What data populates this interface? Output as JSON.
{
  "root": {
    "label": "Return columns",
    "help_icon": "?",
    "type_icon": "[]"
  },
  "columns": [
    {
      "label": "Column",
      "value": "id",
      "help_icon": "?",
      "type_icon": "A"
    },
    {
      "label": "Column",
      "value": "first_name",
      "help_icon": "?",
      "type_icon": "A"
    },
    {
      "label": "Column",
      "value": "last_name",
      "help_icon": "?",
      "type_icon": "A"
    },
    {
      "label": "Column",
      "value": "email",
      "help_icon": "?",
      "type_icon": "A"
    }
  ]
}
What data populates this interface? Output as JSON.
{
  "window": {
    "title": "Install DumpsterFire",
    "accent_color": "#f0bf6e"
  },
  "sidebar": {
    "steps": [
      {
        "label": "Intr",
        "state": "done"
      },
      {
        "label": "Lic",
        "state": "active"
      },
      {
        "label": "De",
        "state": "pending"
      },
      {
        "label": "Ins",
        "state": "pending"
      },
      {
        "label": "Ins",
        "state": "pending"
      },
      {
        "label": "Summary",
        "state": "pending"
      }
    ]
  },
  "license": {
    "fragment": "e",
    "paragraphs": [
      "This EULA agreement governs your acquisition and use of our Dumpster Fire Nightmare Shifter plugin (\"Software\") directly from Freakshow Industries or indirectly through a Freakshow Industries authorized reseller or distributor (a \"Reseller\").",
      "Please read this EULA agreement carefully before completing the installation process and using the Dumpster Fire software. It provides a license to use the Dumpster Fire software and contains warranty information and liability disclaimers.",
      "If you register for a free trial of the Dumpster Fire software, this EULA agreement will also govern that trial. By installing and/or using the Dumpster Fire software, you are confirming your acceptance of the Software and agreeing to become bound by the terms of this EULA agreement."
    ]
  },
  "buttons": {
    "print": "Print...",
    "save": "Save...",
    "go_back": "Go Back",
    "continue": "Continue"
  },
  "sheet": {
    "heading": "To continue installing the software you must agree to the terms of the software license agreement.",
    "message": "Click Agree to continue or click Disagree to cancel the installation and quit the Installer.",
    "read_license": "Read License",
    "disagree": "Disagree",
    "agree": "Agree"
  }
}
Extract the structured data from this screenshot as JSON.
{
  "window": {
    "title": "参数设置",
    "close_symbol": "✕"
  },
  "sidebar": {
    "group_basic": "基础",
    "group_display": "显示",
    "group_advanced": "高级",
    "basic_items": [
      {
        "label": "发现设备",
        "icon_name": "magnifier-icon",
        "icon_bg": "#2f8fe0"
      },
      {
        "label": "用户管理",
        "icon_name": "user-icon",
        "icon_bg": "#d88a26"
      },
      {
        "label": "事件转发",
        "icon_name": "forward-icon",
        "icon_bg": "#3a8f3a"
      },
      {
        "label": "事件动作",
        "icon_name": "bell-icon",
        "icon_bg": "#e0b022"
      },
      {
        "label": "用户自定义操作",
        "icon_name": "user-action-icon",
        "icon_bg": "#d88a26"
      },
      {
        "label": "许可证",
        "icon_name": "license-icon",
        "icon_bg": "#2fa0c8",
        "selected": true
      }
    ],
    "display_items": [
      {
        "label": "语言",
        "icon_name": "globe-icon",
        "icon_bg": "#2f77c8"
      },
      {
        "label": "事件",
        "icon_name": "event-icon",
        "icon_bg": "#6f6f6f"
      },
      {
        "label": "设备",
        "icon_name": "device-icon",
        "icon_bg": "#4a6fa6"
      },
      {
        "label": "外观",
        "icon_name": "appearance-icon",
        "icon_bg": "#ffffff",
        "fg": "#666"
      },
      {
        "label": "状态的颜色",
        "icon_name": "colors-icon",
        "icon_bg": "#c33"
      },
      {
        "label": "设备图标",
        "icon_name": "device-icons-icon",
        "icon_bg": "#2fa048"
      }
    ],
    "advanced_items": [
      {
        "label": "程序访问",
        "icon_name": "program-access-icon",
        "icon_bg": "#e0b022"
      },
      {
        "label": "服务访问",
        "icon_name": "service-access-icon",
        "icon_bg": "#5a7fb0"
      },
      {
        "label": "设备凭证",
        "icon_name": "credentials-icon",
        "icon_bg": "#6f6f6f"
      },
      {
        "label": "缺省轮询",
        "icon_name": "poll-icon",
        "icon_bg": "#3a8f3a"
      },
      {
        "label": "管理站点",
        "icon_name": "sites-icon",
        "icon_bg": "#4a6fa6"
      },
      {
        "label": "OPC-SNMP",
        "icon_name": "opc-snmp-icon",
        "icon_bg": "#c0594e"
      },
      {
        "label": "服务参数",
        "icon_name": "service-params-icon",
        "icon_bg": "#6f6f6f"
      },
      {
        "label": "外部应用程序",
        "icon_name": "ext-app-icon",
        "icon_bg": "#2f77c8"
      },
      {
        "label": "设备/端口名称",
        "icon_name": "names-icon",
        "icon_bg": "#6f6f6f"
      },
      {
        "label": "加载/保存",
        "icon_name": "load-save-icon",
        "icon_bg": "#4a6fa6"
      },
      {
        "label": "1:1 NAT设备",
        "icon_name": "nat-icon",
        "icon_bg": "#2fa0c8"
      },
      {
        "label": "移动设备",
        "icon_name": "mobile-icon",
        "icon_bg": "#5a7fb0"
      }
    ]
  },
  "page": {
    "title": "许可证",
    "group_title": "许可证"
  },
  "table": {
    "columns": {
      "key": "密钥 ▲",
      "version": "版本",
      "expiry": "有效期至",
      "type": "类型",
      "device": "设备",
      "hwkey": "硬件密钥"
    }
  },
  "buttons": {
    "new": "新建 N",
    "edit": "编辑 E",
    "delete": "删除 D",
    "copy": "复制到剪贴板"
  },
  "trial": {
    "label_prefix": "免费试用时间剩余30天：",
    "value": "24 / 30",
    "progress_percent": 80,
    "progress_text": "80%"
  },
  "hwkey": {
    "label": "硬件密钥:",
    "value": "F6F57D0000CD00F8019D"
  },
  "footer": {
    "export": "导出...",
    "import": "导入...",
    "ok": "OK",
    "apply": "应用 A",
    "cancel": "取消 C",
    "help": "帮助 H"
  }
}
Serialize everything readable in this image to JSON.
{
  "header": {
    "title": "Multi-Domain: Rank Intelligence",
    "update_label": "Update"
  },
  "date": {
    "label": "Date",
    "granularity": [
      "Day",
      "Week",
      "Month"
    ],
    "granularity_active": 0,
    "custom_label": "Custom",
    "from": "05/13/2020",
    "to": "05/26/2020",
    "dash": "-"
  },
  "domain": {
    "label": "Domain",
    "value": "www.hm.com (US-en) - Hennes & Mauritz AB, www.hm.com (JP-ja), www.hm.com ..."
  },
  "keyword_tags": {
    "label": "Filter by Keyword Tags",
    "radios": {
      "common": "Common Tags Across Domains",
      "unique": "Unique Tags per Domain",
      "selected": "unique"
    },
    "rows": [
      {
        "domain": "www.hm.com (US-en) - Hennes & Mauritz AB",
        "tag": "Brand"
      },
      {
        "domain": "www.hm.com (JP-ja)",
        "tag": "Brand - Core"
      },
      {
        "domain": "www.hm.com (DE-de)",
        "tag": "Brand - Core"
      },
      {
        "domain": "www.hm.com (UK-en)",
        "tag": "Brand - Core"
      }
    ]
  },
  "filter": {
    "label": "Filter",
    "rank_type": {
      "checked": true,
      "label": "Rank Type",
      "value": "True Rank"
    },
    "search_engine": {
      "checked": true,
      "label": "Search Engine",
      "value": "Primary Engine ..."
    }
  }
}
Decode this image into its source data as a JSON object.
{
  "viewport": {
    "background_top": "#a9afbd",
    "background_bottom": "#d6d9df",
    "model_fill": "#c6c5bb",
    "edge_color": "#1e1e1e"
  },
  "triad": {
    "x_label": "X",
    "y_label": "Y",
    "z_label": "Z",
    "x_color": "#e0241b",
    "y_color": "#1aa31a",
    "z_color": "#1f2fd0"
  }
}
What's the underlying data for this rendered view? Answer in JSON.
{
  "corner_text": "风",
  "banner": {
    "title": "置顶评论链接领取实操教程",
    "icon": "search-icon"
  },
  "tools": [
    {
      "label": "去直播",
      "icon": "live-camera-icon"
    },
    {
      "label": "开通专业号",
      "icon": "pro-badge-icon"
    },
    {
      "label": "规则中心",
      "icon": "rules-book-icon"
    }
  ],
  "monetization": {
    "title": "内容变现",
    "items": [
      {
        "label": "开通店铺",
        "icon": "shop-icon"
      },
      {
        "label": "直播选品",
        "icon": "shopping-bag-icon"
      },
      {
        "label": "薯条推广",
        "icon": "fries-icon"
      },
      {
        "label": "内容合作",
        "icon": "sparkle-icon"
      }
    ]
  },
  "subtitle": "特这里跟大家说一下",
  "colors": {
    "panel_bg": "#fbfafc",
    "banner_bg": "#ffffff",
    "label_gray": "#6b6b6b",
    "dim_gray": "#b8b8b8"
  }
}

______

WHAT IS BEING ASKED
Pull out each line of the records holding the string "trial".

RESPONSE BELOW
      "If you register for a free trial of the Dumpster Fire software, this EULA agreement will also govern that trial. By installing and/or using the Dumpster Fire software, you are confirming your acceptance of the Software and agreeing to become bound by the terms of this EULA agreement."
  "trial": {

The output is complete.